Sometimes XDCAM just hasn't the colour depth.
Sometimes a Digibeta or HDCAM is just too conspicuous.
Sometimes a Red runs too hot.
Sometimes a GoPro just isn't enough.
Every camera has concessions. And the major concessions the 6D has, are nowhere near solved by having a 5D3.
It used to be the 5D2 bores. Glad they've been more upwardly mobile this time. If you are a 5D3 user and you want to pith all over the 6D's parade then have fun. The guys shooting on C300's, Sony F's or Arri's haven't even noticed you are in the room.
It is all relative. If somebody is capable of getting good video out of a 5D3, then they will be capable of getting good video out of a 6D.
Both the 6D and 5D3 are good video cameras, but the superiority complex 5D3 users really are having a big old laugh to themselves when it comes to moire etc.
I strongly disagree. The 5D Mark II remains a very nice camera, but its low light is poor, the codec has issues, and for wide shots in particular the aliasing can be terrible. Everyone knew this even while they were using it. For certain jobs it's just as good as a Mark III, and it's a viable camera for most purposes, but I feel confident walking in with a Mark III that I can deliver everything a client expects, except resolution on par with high end systems. With the Mark II, I'm worried about wide shots, low light, fabric, and hair. Projected large, there's a difference in wide shots in particular. Granted I found the upgrade from a t2i I owned (and 5Ds and 7Ds when available) to a 5D III to offer depreciating returns, but all the major problems (noise past 800 ISO, unacceptable amounts of skew, unacceptable aliasing, etc.) are tempered. Saving $1000 and getting a 6D for video and suffering many of the same problems seems foolish. That said, upgrading from a 5D Mark II might be very unnecessary depending on your needs. It sounds like your needs don't require the strengths a Mark III provides over a 6D or 5D Mark II. But there are people for whom the difference is getting a shot and not getting it. Technically all three cameras can produce visible aliasing, but look at the video posted above. Only one camera provides consistently acceptable results on fine patterns.

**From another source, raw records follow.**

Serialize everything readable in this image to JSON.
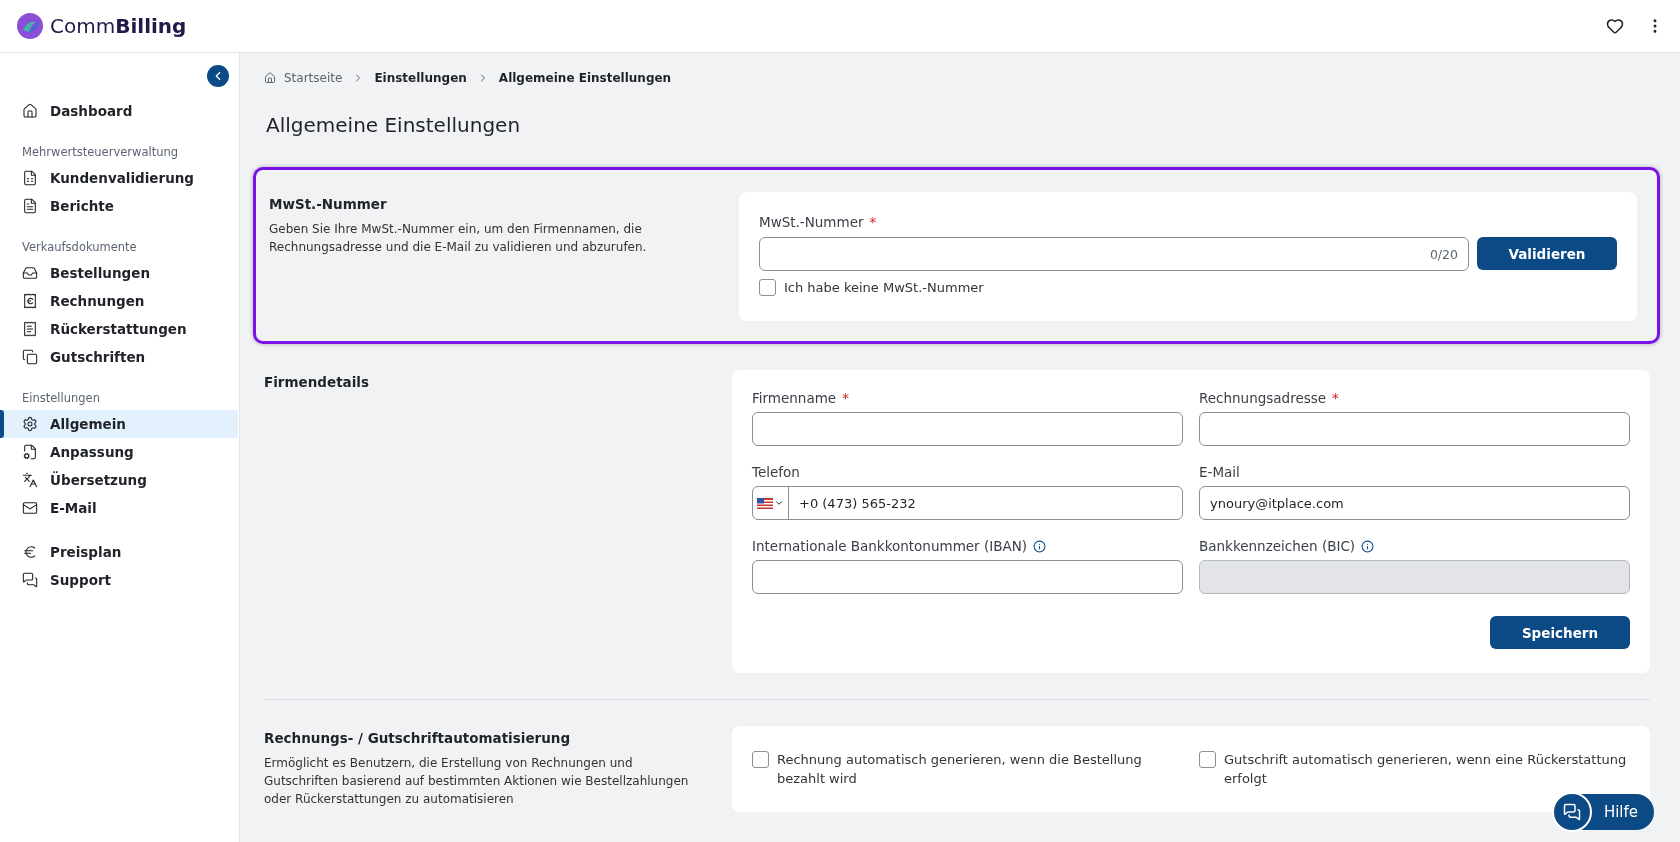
{
  "header": {
    "logo_prefix": "Comm",
    "logo_suffix": "Billing"
  },
  "sidebar": {
    "groups": [
      {
        "items": [
          {
            "label": "Dashboard",
            "selected": false
          }
        ]
      },
      {
        "title": "Mehrwertsteuerverwaltung",
        "items": [
          {
            "label": "Kundenvalidierung",
            "selected": false
          },
          {
            "label": "Berichte",
            "selected": false
          }
        ]
      },
      {
        "title": "Verkaufsdokumente",
        "items": [
          {
            "label": "Bestellungen",
            "selected": false
          },
          {
            "label": "Rechnungen",
            "selected": false
          },
          {
            "label": "Rückerstattungen",
            "selected": false
          },
          {
            "label": "Gutschriften",
            "selected": false
          }
        ]
      },
      {
        "title": "Einstellungen",
        "items": [
          {
            "label": "Allgemein",
            "selected": true
          },
          {
            "label": "Anpassung",
            "selected": false
          },
          {
            "label": "Übersetzung",
            "selected": false
          },
          {
            "label": "E-Mail",
            "selected": false
          }
        ]
      },
      {
        "items": [
          {
            "label": "Preisplan",
            "selected": false
          },
          {
            "label": "Support",
            "selected": false
          }
        ]
      }
    ]
  },
  "breadcrumb": [
    "Startseite",
    "Einstellungen",
    "Allgemeine Einstellungen"
  ],
  "title": "Allgemeine Einstellungen",
  "vat_section": {
    "title": "MwSt.-Nummer",
    "description": "Geben Sie Ihre MwSt.-Nummer ein, um den Firmennamen, die Rechnungsadresse und die E-Mail zu validieren und abzurufen.",
    "highlighted": true,
    "field_label": "MwSt.-Nummer",
    "required_mark": "*",
    "counter": "0/20",
    "button": "Validieren",
    "checkbox": {
      "label": "Ich habe keine MwSt.-Nummer",
      "checked": false
    }
  },
  "company_section": {
    "title": "Firmendetails",
    "fields": [
      {
        "label": "Firmenname",
        "required_mark": "*",
        "kind": "text",
        "disabled": false
      },
      {
        "label": "Rechnungsadresse",
        "required_mark": "*",
        "kind": "text",
        "disabled": false
      },
      {
        "label": "Telefon",
        "kind": "phone",
        "value": "+0 (473) 565-232",
        "disabled": false
      },
      {
        "label": "E-Mail",
        "kind": "text",
        "value": "ynoury@itplace.com",
        "disabled": false
      },
      {
        "label": "Internationale Bankkontonummer (IBAN)",
        "kind": "text",
        "info": true,
        "disabled": false
      },
      {
        "label": "Bankkennzeichen (BIC)",
        "kind": "text",
        "info": true,
        "disabled": true
      }
    ],
    "button": "Speichern"
  },
  "automation_section": {
    "title": "Rechnungs- / Gutschriftautomatisierung",
    "description": "Ermöglicht es Benutzern, die Erstellung von Rechnungen und Gutschriften basierend auf bestimmten Aktionen wie Bestellzahlungen oder Rückerstattungen zu automatisieren",
    "options": [
      {
        "label": "Rechnung automatisch generieren, wenn die Bestellung bezahlt wird",
        "checked": false
      },
      {
        "label": "Gutschrift automatisch generieren, wenn eine Rückerstattung erfolgt",
        "checked": false
      }
    ]
  },
  "help_button": "Hilfe"
}
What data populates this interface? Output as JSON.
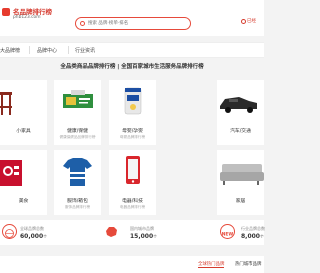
{
  "header": {
    "logo_title": "名品牌排行榜",
    "logo_url": "phb123.com",
    "search_placeholder": "搜索 品牌·榜单·排名",
    "login_label": "已经"
  },
  "nav": {
    "items": [
      "大品牌榜",
      "品牌中心",
      "行业资讯"
    ]
  },
  "headline": "全品类商品品牌排行榜 | 全国百家城市生活服务品牌排行榜",
  "cards": [
    {
      "name": "小家具",
      "sub": "",
      "icon": "chair-icon"
    },
    {
      "name": "健康/保健",
      "sub": "健康保健品品牌排行榜",
      "icon": "health-product-icon"
    },
    {
      "name": "母婴/孕婴",
      "sub": "母婴品牌排行榜",
      "icon": "milk-powder-icon"
    },
    {
      "name": "汽车/交通",
      "sub": "",
      "icon": "car-icon"
    },
    {
      "name": "美食",
      "sub": "",
      "icon": "food-brand-icon"
    },
    {
      "name": "服饰/箱包",
      "sub": "服饰品牌排行榜",
      "icon": "tshirt-icon"
    },
    {
      "name": "电器/科技",
      "sub": "电器品牌排行榜",
      "icon": "phone-icon"
    },
    {
      "name": "家居",
      "sub": "",
      "icon": "sofa-icon"
    }
  ],
  "stats": [
    {
      "label": "全球品牌总数",
      "value": "60,000",
      "unit": "个",
      "icon": "globe-icon"
    },
    {
      "label": "国内城市品牌",
      "value": "15,000",
      "unit": "个",
      "icon": "china-map-icon"
    },
    {
      "label": "行业品牌总数",
      "value": "8,000",
      "unit": "个",
      "icon": "new-badge-icon"
    }
  ],
  "footer": {
    "links": [
      "全球热门品牌",
      "热门城市品牌"
    ]
  },
  "colors": {
    "brand_red": "#d63b2d",
    "page_bg": "#f3f3f3"
  }
}
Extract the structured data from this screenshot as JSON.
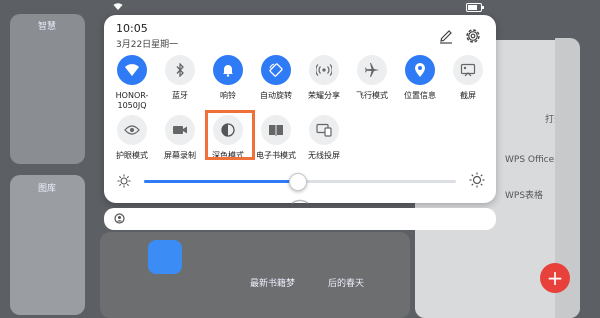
{
  "panel": {
    "time": "10:05",
    "date": "3月22日星期一"
  },
  "tiles_row1": [
    {
      "label": "HONOR-\n1050JQ",
      "icon": "wifi-icon",
      "on": true
    },
    {
      "label": "蓝牙",
      "icon": "bluetooth-icon",
      "on": false
    },
    {
      "label": "响铃",
      "icon": "bell-icon",
      "on": true
    },
    {
      "label": "自动旋转",
      "icon": "rotate-icon",
      "on": true
    },
    {
      "label": "荣耀分享",
      "icon": "share-icon",
      "on": false
    },
    {
      "label": "飞行模式",
      "icon": "airplane-icon",
      "on": false
    },
    {
      "label": "位置信息",
      "icon": "location-icon",
      "on": true
    },
    {
      "label": "截屏",
      "icon": "screenshot-icon",
      "on": false
    }
  ],
  "tiles_row2": [
    {
      "label": "护眼模式",
      "icon": "eye-icon",
      "on": false
    },
    {
      "label": "屏幕录制",
      "icon": "record-icon",
      "on": false
    },
    {
      "label": "深色模式",
      "icon": "dark-mode-icon",
      "on": false
    },
    {
      "label": "电子书模式",
      "icon": "ebook-icon",
      "on": false
    },
    {
      "label": "无线投屏",
      "icon": "cast-icon",
      "on": false
    }
  ],
  "brightness": {
    "level": 0.49
  },
  "colors": {
    "accent": "#2f7bf5",
    "highlight": "#f0703a"
  },
  "background": {
    "left_label_1": "智慧",
    "left_label_2": "图库",
    "right_label_1": "打开",
    "right_label_2": "WPS Office",
    "right_label_3": "WPS表格",
    "mid_label_1": "最新书籍梦",
    "mid_label_2": "后的春天"
  }
}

Furthermore, none of the camera systems you've listed (digibeta and go pro?) are comparable in any way to dSLRs and wouldn't be used for the same productions. Apples and oranges. Whereas the 6D and 5D III are like... apples and apples that are much better for certain types of video.
The F3, Epic, and Alexa are likewise suited for a different kind of production. It's not like they're even better or worse (in terms of IQ, they're better, though the Epic has mediocre low light), they're simply designed to be operated by more people on a bigger set, provide a more flexible image, and interface better with a traditional crew. They're designed mostly for TV production and theatrical features. dSLRs are more crash cams and web video. There are jobs for which a dSLR is much better than an Alexa, and even if you're lucky enough to be hired for narrative production, I doubt you'll encounter many shoots without a dSLR tucked away somewhere grabbing the odd insert.
I'm glad you're off in Alexa land ignoring us dSLR shooters who are off your map, but there are shooters who won't find a 6D useable and who will find a 5D Mark III great. There are also users for whom the difference will be virtually unnoticeable. For talking heads (and assuming no issues with moire in hair or fabric) both are just about as good. For wide shots, fast motion (skew and the ALL-I codec matter), and low light the difference is worth more than $1000.
To some people. Just as the $60,000 step up into Arri land is likely worth it to you! (And I'm in agreement, the Alexa is just the best thing going for narrative production, not that I can get hired to shoot on one.)